Every Hackneyed Cliché Needs an Exception

(AP/Fabian Bimmer)

Read any “Punk Republican” stories lately? If not, count yourself lucky.

You know the kind of piece we mean: one predicated on the notion that — and you might want to brace yourself for this — people don’t always conform to our preconceived notions. That’s a lesson most of us learned in elementary school, but the media likes to remind us anyway — again and again and again.

The New York Times may be master of the form, which is why we’ve named the genre after its March 21 story, “A Bush Surprise: Fright-Wing Support.” In the piece, we discover that 22-year-old Nick Rizzuto, who sings in a punk band and has a “mohawk, ratty fatigues, assorted chains and a regular menagerie of tattoos,” is — yes — a Republican. Sure, nearly half the country is as well, but, well … this guy’s got tattoos! Also fascinating: “he’s hard-core into capitalism.”

(The Times, however, is not alone, to use a hackneyed phrase of our own. Just nine days before the Rizzuto story came out, the Washington Times ran a profile of conservative punk Johnny Ramone that called him “a rebel in a rebel’s world.”)

What we have here is the media pointing out that an idea that they helped sell us on — that people of one subculture, in this case punk rockers, are all essentially the same — is actually a gross oversimplification. The corrective is made necessary in large part because of the broad generalizations that the media broadcast and print every day.

The American Prospect this month adds a corrective of its own, asking: “Think all evangelicals are right-wingers?”

In an absolutely non-shocker, it turns out, of course, that they’re not. Sadly, Ayelish McGarvey’s piece, which is essentially a collection of interviews with people who are religious but not necessarily conservative, is probably necessary, precisely because reporters tend to portray serious Christians as less independent-minded than insecure junior high school students. (Exhibit A, as McGarvey points out, is a “60 Minutes” piece from February that featured “shots of vast ‘megachurch’ congregations swaying hypnotically.”)

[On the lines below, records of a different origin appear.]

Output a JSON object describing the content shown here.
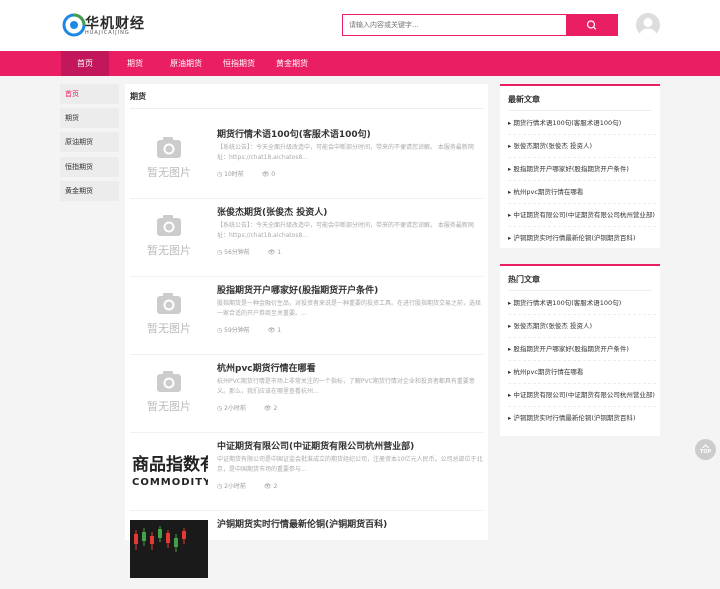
{
  "brand": {
    "name_cn": "华机财经",
    "name_en": "HUAJICAIJING"
  },
  "search": {
    "placeholder": "请输入内容或关键字..."
  },
  "nav": {
    "items": [
      "首页",
      "期货",
      "原油期货",
      "恒指期货",
      "黄金期货"
    ]
  },
  "sidebar": {
    "items": [
      "首页",
      "期货",
      "原油期货",
      "恒指期货",
      "黄金期货"
    ]
  },
  "main": {
    "title": "期货",
    "no_image_text": "暂无图片",
    "articles": [
      {
        "title": "期货行情术语100句(客服术语100句)",
        "excerpt": "【系统公告】：今天全面升级改造中，可能会中断部分时间，带来的不便请您谅解。 本服务最新网址：https://chat18.aichatos8...",
        "time": "10时前",
        "views": "0",
        "thumb": "none"
      },
      {
        "title": "张俊杰期货(张俊杰 投资人)",
        "excerpt": "【系统公告】：今天全面升级改造中，可能会中断部分时间，带来的不便请您谅解。 本服务最新网址：https://chat18.aichatos8...",
        "time": "56分钟前",
        "views": "1",
        "thumb": "none"
      },
      {
        "title": "股指期货开户哪家好(股指期货开户条件)",
        "excerpt": "股指期货是一种金融衍生品，对投资者来说是一种重要的投资工具。在进行股指期货交易之前，选择一家合适的开户券商至关重要。...",
        "time": "59分钟前",
        "views": "1",
        "thumb": "none"
      },
      {
        "title": "杭州pvc期货行情在哪看",
        "excerpt": "杭州PVC期货行情是市场上非常关注的一个指标，了解PVC期货行情对企业和投资者都具有重要意义。那么，我们应该在哪里查看杭州...",
        "time": "2小时前",
        "views": "2",
        "thumb": "none"
      },
      {
        "title": "中证期货有限公司(中证期货有限公司杭州营业部)",
        "excerpt": "中证期货有限公司是中国证监会批准成立的期货经纪公司，注册资本10亿元人民币。公司总部位于北京，是中国期货市场的重要参与...",
        "time": "2小时前",
        "views": "2",
        "thumb": "commodity",
        "thumb_text_1": "商品指数有",
        "thumb_text_2": "COMMODITY IN"
      },
      {
        "title": "沪铜期货实时行情最新伦铜(沪铜期货百科)",
        "excerpt": "",
        "time": "",
        "views": "",
        "thumb": "chart"
      }
    ]
  },
  "latest": {
    "title": "最新文章",
    "items": [
      "期货行情术语100句(客服术语100句)",
      "张俊杰期货(张俊杰 投资人)",
      "股指期货开户哪家好(股指期货开户条件)",
      "杭州pvc期货行情在哪看",
      "中证期货有限公司(中证期货有限公司杭州营业部)",
      "沪铜期货实时行情最新伦铜(沪铜期货百科)"
    ]
  },
  "hot": {
    "title": "热门文章",
    "items": [
      "期货行情术语100句(客服术语100句)",
      "张俊杰期货(张俊杰 投资人)",
      "股指期货开户哪家好(股指期货开户条件)",
      "杭州pvc期货行情在哪看",
      "中证期货有限公司(中证期货有限公司杭州营业部)",
      "沪铜期货实时行情最新伦铜(沪铜期货百科)"
    ]
  },
  "top_button": {
    "label": "TOP"
  },
  "colors": {
    "accent": "#e91e63",
    "accent_dark": "#c2185b"
  }
}
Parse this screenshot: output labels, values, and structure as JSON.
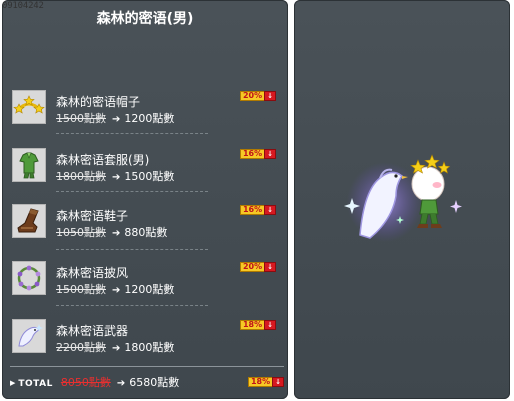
{
  "item_id": "09104242",
  "title": "森林的密语(男)",
  "items": [
    {
      "name": "森林的密语帽子",
      "old_price": "1500點數",
      "new_price": "1200點數",
      "discount": "20%",
      "icon": "star-crown-hat-icon"
    },
    {
      "name": "森林密语套服(男)",
      "old_price": "1800點數",
      "new_price": "1500點數",
      "discount": "16%",
      "icon": "green-outfit-icon"
    },
    {
      "name": "森林密语鞋子",
      "old_price": "1050點數",
      "new_price": "880點數",
      "discount": "16%",
      "icon": "brown-boot-icon"
    },
    {
      "name": "森林密语披风",
      "old_price": "1500點數",
      "new_price": "1200點數",
      "discount": "20%",
      "icon": "flower-wreath-cape-icon"
    },
    {
      "name": "森林密语武器",
      "old_price": "2200點數",
      "new_price": "1800點數",
      "discount": "18%",
      "icon": "white-bird-weapon-icon"
    }
  ],
  "total": {
    "label": "TOTAL",
    "old_price": "8050點數",
    "new_price": "6580點數",
    "discount": "18%"
  },
  "arrow_symbol": "➔",
  "down_symbol": "↓",
  "colors": {
    "panel_bg": "#4a5258",
    "badge_yellow": "#f6c825",
    "badge_red": "#d71920",
    "total_old_price": "#e83030"
  },
  "preview": {
    "icon": "character-with-white-bird-icon"
  }
}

And the New Republic, normally at the vanguard of counterintuitive thought, asks, in a pair of stories today, if either Republicans or Democrats can be “cool,” before offering up the conventional wisdom answer on the matter: Hell no. A cool political junkie, it seems, is harder to find than a drag queen in Omaha.

Admittedly, it’s not entirely a bad thing that the media occasionally punctures the preconceived notions it at other times pushes on us.

If reporters are going to give us the disease, they might as well throw us a cure now and then.

Brian Montopoli

Has America ever needed a media watchdog more than now? Help us by joining CJR today.

Brian Montopoli is a writer at CJR Daily.